WORK REQUIRED
Leave out the pictures and print the records below exactly.

** SUPPLIED ENTRIES follows **

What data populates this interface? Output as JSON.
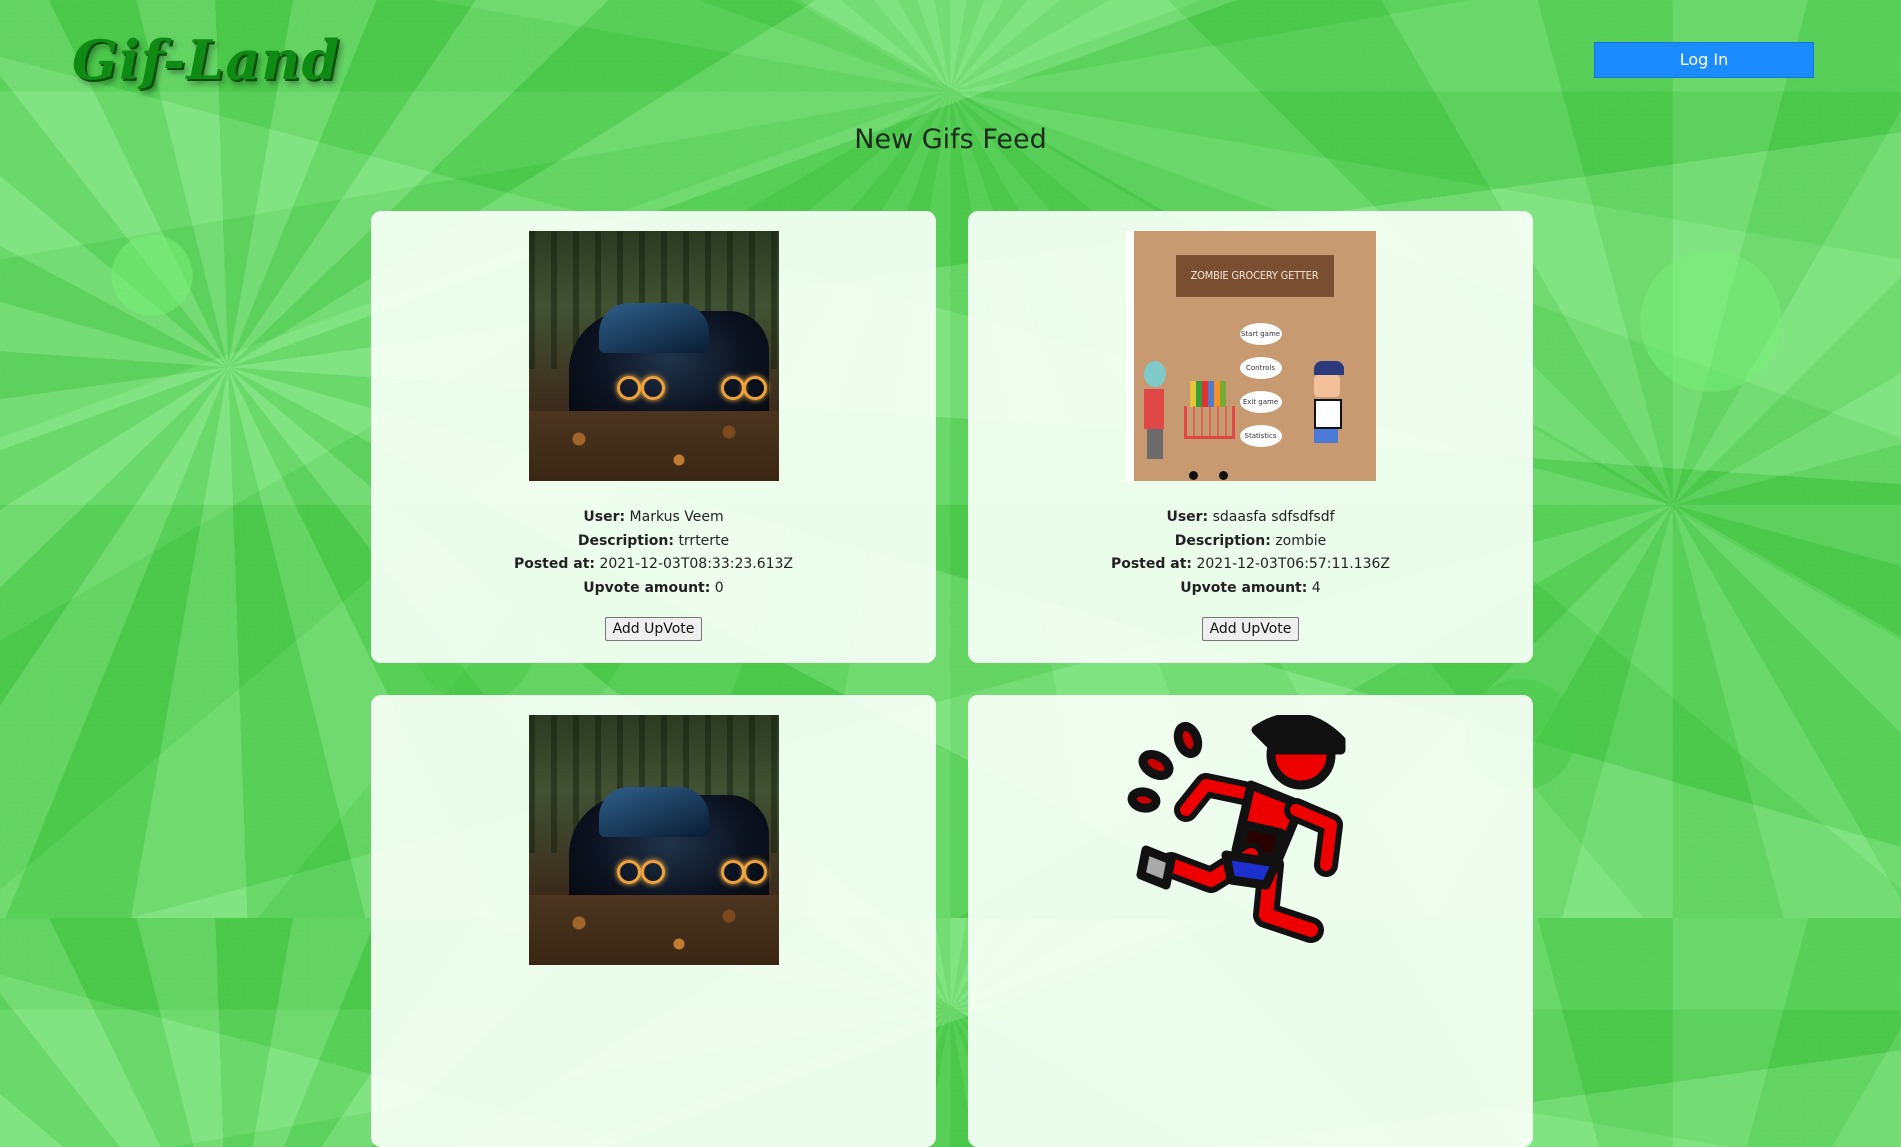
{
  "header": {
    "logo_text": "Gif-Land",
    "login_label": "Log In"
  },
  "page_title": "New Gifs Feed",
  "labels": {
    "user": "User:",
    "description": "Description:",
    "posted_at": "Posted at:",
    "upvote_amount": "Upvote amount:",
    "add_upvote": "Add UpVote"
  },
  "posts": [
    {
      "image": "black-car-photo",
      "user": "Markus Veem",
      "description": "trrterte",
      "posted_at": "2021-12-03T08:33:23.613Z",
      "upvotes": "0"
    },
    {
      "image": "zombie-grocery-getter-game",
      "image_title": "ZOMBIE GROCERY GETTER",
      "menu_items": [
        "Start game",
        "Controls",
        "Exit game",
        "Statistics"
      ],
      "user": "sdaasfa sdfsdfsdf",
      "description": "zombie",
      "posted_at": "2021-12-03T06:57:11.136Z",
      "upvotes": "4"
    },
    {
      "image": "black-car-photo"
    },
    {
      "image": "running-cartoon-man"
    }
  ],
  "colors": {
    "background": "#5ddb5d",
    "login_button": "#1a8cff",
    "logo": "#0f8a14",
    "card": "#f5fff5"
  }
}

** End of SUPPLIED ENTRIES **

WRITTEN RESPONSE
What data populates this interface? Output as JSON.
{
  "header": {
    "logo_text": "Gif-Land",
    "login_label": "Log In"
  },
  "page_title": "New Gifs Feed",
  "labels": {
    "user": "User:",
    "description": "Description:",
    "posted_at": "Posted at:",
    "upvote_amount": "Upvote amount:",
    "add_upvote": "Add UpVote"
  },
  "posts": [
    {
      "image": "black-car-photo",
      "user": "Markus Veem",
      "description": "trrterte",
      "posted_at": "2021-12-03T08:33:23.613Z",
      "upvotes": "0"
    },
    {
      "image": "zombie-grocery-getter-game",
      "image_title": "ZOMBIE GROCERY GETTER",
      "menu_items": [
        "Start game",
        "Controls",
        "Exit game",
        "Statistics"
      ],
      "user": "sdaasfa sdfsdfsdf",
      "description": "zombie",
      "posted_at": "2021-12-03T06:57:11.136Z",
      "upvotes": "4"
    },
    {
      "image": "black-car-photo"
    },
    {
      "image": "running-cartoon-man"
    }
  ],
  "colors": {
    "background": "#5ddb5d",
    "login_button": "#1a8cff",
    "logo": "#0f8a14",
    "card": "#f5fff5"
  }
}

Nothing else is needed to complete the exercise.